__EXERCISE OBJECTIVE__.
Write the whole listing out again, word for word.

┄┄┄┄┄┄┄┄┄┄┄┄┄┄┄┄┄┄┄┄

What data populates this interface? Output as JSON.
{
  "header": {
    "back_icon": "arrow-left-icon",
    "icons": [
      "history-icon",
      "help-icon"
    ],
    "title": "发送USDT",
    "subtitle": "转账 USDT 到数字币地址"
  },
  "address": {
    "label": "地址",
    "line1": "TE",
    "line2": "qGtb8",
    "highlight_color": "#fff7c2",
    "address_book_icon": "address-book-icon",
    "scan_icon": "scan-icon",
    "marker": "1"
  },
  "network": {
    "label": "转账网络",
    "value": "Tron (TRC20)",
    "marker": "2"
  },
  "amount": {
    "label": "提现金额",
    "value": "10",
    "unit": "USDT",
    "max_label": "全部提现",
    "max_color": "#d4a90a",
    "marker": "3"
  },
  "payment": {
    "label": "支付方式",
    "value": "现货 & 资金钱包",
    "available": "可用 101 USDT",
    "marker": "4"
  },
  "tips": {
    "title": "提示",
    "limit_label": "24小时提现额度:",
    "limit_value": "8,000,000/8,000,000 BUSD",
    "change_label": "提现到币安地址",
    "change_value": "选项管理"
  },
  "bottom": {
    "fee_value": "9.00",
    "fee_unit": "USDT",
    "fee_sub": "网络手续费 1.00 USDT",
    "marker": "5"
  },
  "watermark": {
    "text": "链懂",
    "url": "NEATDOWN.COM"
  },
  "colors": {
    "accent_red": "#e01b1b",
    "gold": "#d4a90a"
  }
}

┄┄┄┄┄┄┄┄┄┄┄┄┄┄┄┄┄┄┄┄

__SOLUTION TO THIS EXERCISE__.
What data populates this interface? Output as JSON.
{
  "header": {
    "back_icon": "arrow-left-icon",
    "icons": [
      "history-icon",
      "help-icon"
    ],
    "title": "发送USDT",
    "subtitle": "转账 USDT 到数字币地址"
  },
  "address": {
    "label": "地址",
    "line1": "TE",
    "line2": "qGtb8",
    "highlight_color": "#fff7c2",
    "address_book_icon": "address-book-icon",
    "scan_icon": "scan-icon",
    "marker": "1"
  },
  "network": {
    "label": "转账网络",
    "value": "Tron (TRC20)",
    "marker": "2"
  },
  "amount": {
    "label": "提现金额",
    "value": "10",
    "unit": "USDT",
    "max_label": "全部提现",
    "max_color": "#d4a90a",
    "marker": "3"
  },
  "payment": {
    "label": "支付方式",
    "value": "现货 & 资金钱包",
    "available": "可用 101 USDT",
    "marker": "4"
  },
  "tips": {
    "title": "提示",
    "limit_label": "24小时提现额度:",
    "limit_value": "8,000,000/8,000,000 BUSD",
    "change_label": "提现到币安地址",
    "change_value": "选项管理"
  },
  "bottom": {
    "fee_value": "9.00",
    "fee_unit": "USDT",
    "fee_sub": "网络手续费 1.00 USDT",
    "marker": "5"
  },
  "watermark": {
    "text": "链懂",
    "url": "NEATDOWN.COM"
  },
  "colors": {
    "accent_red": "#e01b1b",
    "gold": "#d4a90a"
  }
}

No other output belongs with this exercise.